Megyn Kelly is offering the women accusing Matt Lauer of sexual harassment a chance to tell their story.
After the 59-year-old newsman released a statement in regard to being fired from the Today show over these allegations, Kelly opened her program, Megyn Kelly Today, by encouraging the women who have come forward to tell their story on her NBC morning show.
"As hard as it is to report on one of our own colleagues, we remain committed to telling peoples’ stories if they choose to come forward," Kelly said of NBC breaking the news that they had terminated Lauer.
She added, "The women in this case too, the Matt Lauer case, are invited and welcome to do exactly that on this show.
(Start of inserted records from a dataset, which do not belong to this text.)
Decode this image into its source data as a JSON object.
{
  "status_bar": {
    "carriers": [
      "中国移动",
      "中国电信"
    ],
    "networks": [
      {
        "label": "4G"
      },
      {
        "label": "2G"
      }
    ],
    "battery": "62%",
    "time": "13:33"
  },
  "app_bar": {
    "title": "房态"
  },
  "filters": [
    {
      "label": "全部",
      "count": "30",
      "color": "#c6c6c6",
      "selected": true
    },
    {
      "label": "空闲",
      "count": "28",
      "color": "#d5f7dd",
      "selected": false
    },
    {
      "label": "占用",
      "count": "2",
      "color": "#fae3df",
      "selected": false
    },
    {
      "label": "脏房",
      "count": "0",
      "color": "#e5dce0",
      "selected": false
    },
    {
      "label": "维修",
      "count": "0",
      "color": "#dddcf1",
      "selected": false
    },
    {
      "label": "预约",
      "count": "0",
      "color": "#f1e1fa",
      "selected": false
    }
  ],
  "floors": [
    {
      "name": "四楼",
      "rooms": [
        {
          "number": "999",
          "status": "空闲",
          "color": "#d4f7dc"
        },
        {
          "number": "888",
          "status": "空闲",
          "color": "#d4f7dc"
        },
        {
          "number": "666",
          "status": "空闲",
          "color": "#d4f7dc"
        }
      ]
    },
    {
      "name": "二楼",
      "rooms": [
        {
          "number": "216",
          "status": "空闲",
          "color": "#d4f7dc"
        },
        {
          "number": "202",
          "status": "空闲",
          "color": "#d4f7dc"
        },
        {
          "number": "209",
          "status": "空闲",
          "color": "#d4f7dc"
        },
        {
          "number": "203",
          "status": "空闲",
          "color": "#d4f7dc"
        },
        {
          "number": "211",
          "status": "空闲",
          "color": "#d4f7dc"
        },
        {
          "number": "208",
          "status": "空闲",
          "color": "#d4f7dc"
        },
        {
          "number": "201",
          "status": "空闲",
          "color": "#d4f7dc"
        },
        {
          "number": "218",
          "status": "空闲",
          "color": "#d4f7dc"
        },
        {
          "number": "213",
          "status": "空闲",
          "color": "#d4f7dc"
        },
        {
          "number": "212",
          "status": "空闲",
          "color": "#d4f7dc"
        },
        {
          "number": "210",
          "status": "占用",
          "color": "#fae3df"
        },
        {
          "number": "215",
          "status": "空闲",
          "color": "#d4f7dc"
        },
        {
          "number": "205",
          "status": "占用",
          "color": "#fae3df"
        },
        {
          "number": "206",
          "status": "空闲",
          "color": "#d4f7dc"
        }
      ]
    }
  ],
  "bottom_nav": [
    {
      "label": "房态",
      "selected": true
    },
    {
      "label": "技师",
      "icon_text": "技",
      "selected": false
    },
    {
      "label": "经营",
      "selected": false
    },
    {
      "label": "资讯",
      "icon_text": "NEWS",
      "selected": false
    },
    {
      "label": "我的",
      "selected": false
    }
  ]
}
We have been that place on all the other cases and we will be that place, as well as for the accused."
NBC News' Stephanie Gosk also appeared on Kelly's show after reporting on the Lauer scandal on the first hour of Today, and explained why NBC chose to cover a story that directly affects the network.
"There have been as many as eight, but many are anonymous," she said of the women who have come forward. "Let me just say, hearing any of those details about anyone is difficult, it's tough. It's particularly tough, because as you know, when you work in a news organization, you accuse yourself of it. You have to report on it and you have to do it."
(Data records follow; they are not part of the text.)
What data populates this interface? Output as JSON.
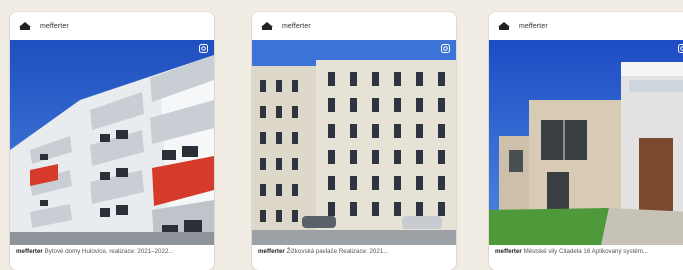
{
  "posts": [
    {
      "handle": "mefferter",
      "caption_text": "Bytové domy Hulovice, realizace: 2021–2022...",
      "icon": "instagram-icon"
    },
    {
      "handle": "mefferter",
      "caption_text": "Žižkovská pavlače Realizace: 2021...",
      "icon": "instagram-icon"
    },
    {
      "handle": "mefferter",
      "caption_text": "Městské vily Citadela 16 Aplikovaný systém...",
      "icon": "instagram-icon"
    }
  ],
  "colors": {
    "background": "#f1ede5",
    "accent_red": "#d63a2a",
    "sky": "#2f62c9"
  }
}
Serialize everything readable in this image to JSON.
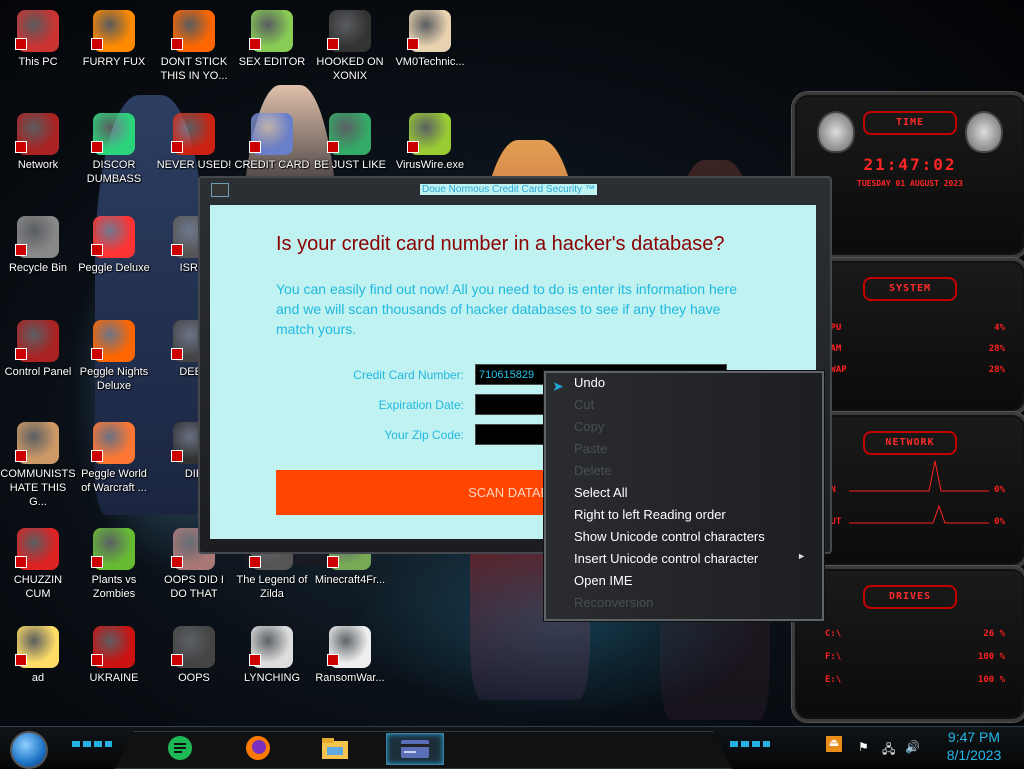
{
  "desktop_icons": [
    {
      "label": "This PC",
      "icon": "computer-icon"
    },
    {
      "label": "FURRY FUX",
      "icon": "firefox-icon"
    },
    {
      "label": "DONT STICK THIS IN YO...",
      "icon": "vlc-cone-icon"
    },
    {
      "label": "SEX EDITOR",
      "icon": "hxd-editor-icon"
    },
    {
      "label": "HOOKED ON XONIX",
      "icon": "xonix-game-icon"
    },
    {
      "label": "VM0Technic...",
      "icon": "doctor-person-icon"
    },
    {
      "label": "Network",
      "icon": "network-globe-icon"
    },
    {
      "label": "DISCOR DUMBASS",
      "icon": "chat-app-icon"
    },
    {
      "label": "NEVER USED!",
      "icon": "dev-badge-icon"
    },
    {
      "label": "CREDIT CARD",
      "icon": "credit-card-icon"
    },
    {
      "label": "BE JUST LIKE",
      "icon": "santa-elf-icon"
    },
    {
      "label": "VirusWire.exe",
      "icon": "lime-icon"
    },
    {
      "label": "Recycle Bin",
      "icon": "recycle-bin-icon"
    },
    {
      "label": "Peggle Deluxe",
      "icon": "peggle-icon"
    },
    {
      "label": "ISRAI",
      "icon": "robot-icon"
    },
    {
      "label": "Control Panel",
      "icon": "control-panel-icon"
    },
    {
      "label": "Peggle Nights Deluxe",
      "icon": "peggle-nights-icon"
    },
    {
      "label": "DEEZ",
      "icon": "robot-icon"
    },
    {
      "label": "COMMUNISTS HATE THIS G...",
      "icon": "money-bag-icon"
    },
    {
      "label": "Peggle World of Warcraft ...",
      "icon": "peggle-wow-icon"
    },
    {
      "label": "DIE",
      "icon": "folder-icon"
    },
    {
      "label": "CHUZZIN CUM",
      "icon": "chuzzle-icon"
    },
    {
      "label": "Plants vs Zombies",
      "icon": "pvz-icon"
    },
    {
      "label": "OOPS DID I DO THAT",
      "icon": "person-photo-icon"
    },
    {
      "label": "The Legend of Zilda",
      "icon": "zelda-icon"
    },
    {
      "label": "Minecraft4Fr...",
      "icon": "minecraft-icon"
    },
    {
      "label": "ad",
      "icon": "cartoon-girl-icon"
    },
    {
      "label": "UKRAINE",
      "icon": "radiation-icon"
    },
    {
      "label": "OOPS",
      "icon": "monitor-icon"
    },
    {
      "label": "LYNCHING",
      "icon": "rope-noose-icon"
    },
    {
      "label": "RansomWar...",
      "icon": "skull-icon"
    }
  ],
  "window": {
    "title": "Doue Normous Credit Card Security ™",
    "heading": "Is your credit card number in a hacker's database?",
    "description": "You can easily find out now! All you need to do is enter its information here and we will scan thousands of hacker databases to see if any they have match yours.",
    "fields": [
      {
        "label": "Credit Card Number:",
        "value": "710615829"
      },
      {
        "label": "Expiration Date:",
        "value": ""
      },
      {
        "label": "Your Zip Code:",
        "value": ""
      }
    ],
    "scan_label": "SCAN DATABASES"
  },
  "context_menu": {
    "items": [
      {
        "label": "Undo",
        "enabled": true
      },
      {
        "label": "Cut",
        "enabled": false
      },
      {
        "label": "Copy",
        "enabled": false
      },
      {
        "label": "Paste",
        "enabled": false
      },
      {
        "label": "Delete",
        "enabled": false
      },
      {
        "label": "Select All",
        "enabled": true
      },
      {
        "label": "Right to left Reading order",
        "enabled": true
      },
      {
        "label": "Show Unicode control characters",
        "enabled": true
      },
      {
        "label": "Insert Unicode control character",
        "enabled": true,
        "submenu": true
      },
      {
        "label": "Open IME",
        "enabled": true
      },
      {
        "label": "Reconversion",
        "enabled": false
      }
    ],
    "submenu_arrow": "►"
  },
  "gadgets": {
    "time": {
      "head": "TIME",
      "clock": "21:47:02",
      "date": "TUESDAY 01 AUGUST 2023"
    },
    "system": {
      "head": "SYSTEM",
      "rows": [
        {
          "k": "CPU",
          "v": "4%"
        },
        {
          "k": "RAM",
          "v": "28%"
        },
        {
          "k": "SWAP",
          "v": "28%"
        }
      ]
    },
    "network": {
      "head": "NETWORK",
      "rows": [
        {
          "k": "IN",
          "v": "0%"
        },
        {
          "k": "OUT",
          "v": "0%"
        }
      ]
    },
    "drives": {
      "head": "DRIVES",
      "rows": [
        {
          "k": "C:\\",
          "v": "26 %"
        },
        {
          "k": "F:\\",
          "v": "100 %"
        },
        {
          "k": "E:\\",
          "v": "100 %"
        }
      ]
    }
  },
  "taskbar": {
    "time": "9:47 PM",
    "date": "8/1/2023",
    "pins": [
      "chat-app-icon",
      "firefox-icon",
      "file-explorer-icon",
      "credit-card-icon"
    ],
    "tray_icons": [
      "eject-icon",
      "flag-icon",
      "network-icon",
      "volume-icon"
    ]
  }
}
Gosk added, "The important question is, 'Is this how I would report this story if it were Fox, CBS, whoever it might be? You have to check yourself."
On the final hour of Today, Hoda Kotb once again read aloud Lauer's statement and her guest co-host, Jenna Bush Hager, was on the verge of tears talking about his ousting, admitting it was "hard watching" Kotb and Savannah Guthrie break the news on Wednesday morning.
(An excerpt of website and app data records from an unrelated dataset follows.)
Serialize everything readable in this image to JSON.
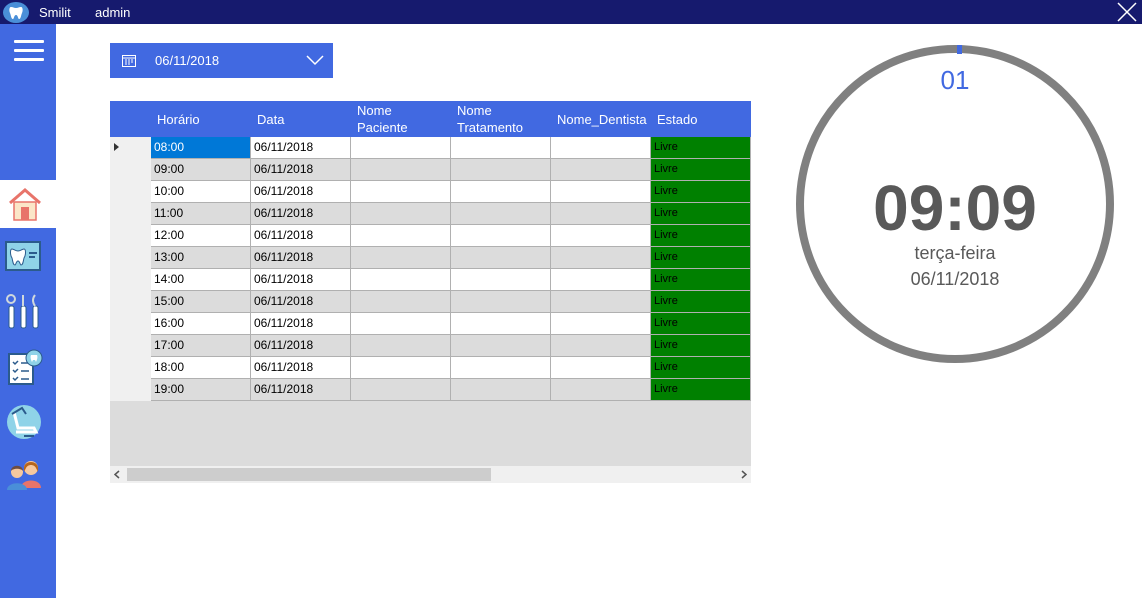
{
  "titlebar": {
    "app_name": "Smilit",
    "user": "admin"
  },
  "sidebar": {
    "items": [
      {
        "name": "home-icon",
        "active": true
      },
      {
        "name": "dental-xray-icon",
        "active": false
      },
      {
        "name": "dental-tools-icon",
        "active": false
      },
      {
        "name": "dental-clipboard-icon",
        "active": false
      },
      {
        "name": "dental-chair-icon",
        "active": false
      },
      {
        "name": "patients-icon",
        "active": false
      }
    ]
  },
  "datepicker": {
    "value": "06/11/2018"
  },
  "grid": {
    "columns": [
      "Horário",
      "Data",
      "Nome\nPaciente",
      "Nome\nTratamento",
      "Nome_Dentista",
      "Estado"
    ],
    "rows": [
      [
        "08:00",
        "06/11/2018",
        "",
        "",
        "",
        "Livre"
      ],
      [
        "09:00",
        "06/11/2018",
        "",
        "",
        "",
        "Livre"
      ],
      [
        "10:00",
        "06/11/2018",
        "",
        "",
        "",
        "Livre"
      ],
      [
        "11:00",
        "06/11/2018",
        "",
        "",
        "",
        "Livre"
      ],
      [
        "12:00",
        "06/11/2018",
        "",
        "",
        "",
        "Livre"
      ],
      [
        "13:00",
        "06/11/2018",
        "",
        "",
        "",
        "Livre"
      ],
      [
        "14:00",
        "06/11/2018",
        "",
        "",
        "",
        "Livre"
      ],
      [
        "15:00",
        "06/11/2018",
        "",
        "",
        "",
        "Livre"
      ],
      [
        "16:00",
        "06/11/2018",
        "",
        "",
        "",
        "Livre"
      ],
      [
        "17:00",
        "06/11/2018",
        "",
        "",
        "",
        "Livre"
      ],
      [
        "18:00",
        "06/11/2018",
        "",
        "",
        "",
        "Livre"
      ],
      [
        "19:00",
        "06/11/2018",
        "",
        "",
        "",
        "Livre"
      ]
    ],
    "status_color": "#008000"
  },
  "clock": {
    "seconds": "01",
    "time": "09:09",
    "weekday": "terça-feira",
    "date": "06/11/2018"
  },
  "colors": {
    "accent": "#4169e1",
    "titlebar": "#161a6e",
    "ring": "#808080"
  }
}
"When I started here, I remember someone saying, 'NBC, the Today show, is a family.' And that feels cliché. That feels like something people just say," she said. "But that's true. So, when something rocks your family, it rocks all of us -- and that includes a man who was a mentor to many of us."
She then praised those who have come forward. "The women who are here, too, who are part of that same family, who have come forward and want to feel listened to and feel safe and respected -- and they should, and they do," she continued. "It was hard not to be here yesterday. It's hard to be here today. I know many of you feel that same way because you've woken up with this family. I watched this show before I was on it."
Kotb admitted that it was a "difficult period" for those working at Today, but insisted that the show must go on. "When you think about a show that's been on the air 65 years, it goes on no matter who sits in these seats," she said. "I remember growing up and watching it, too, and realizing, 'Wow, this show is going to be on for years to come -- [long] after we all go through our turns.'"
"As I am writing this I realize the depth of the damage and disappointment I have left behind at home and at NBC. Some of what is being said about me is untrue or mischaracterized, but there is enough truth in these stories to make me feel embarrassed and ashamed," read the statement in part. "I regret that my shame is now shared by the people I cherish dearly. Repairing the damage will take a lot of time and soul searching and I’m committed to beginning that effort. It is now my full time job."
Here's more on Lauer's ousting from NBC and the women who have come forward: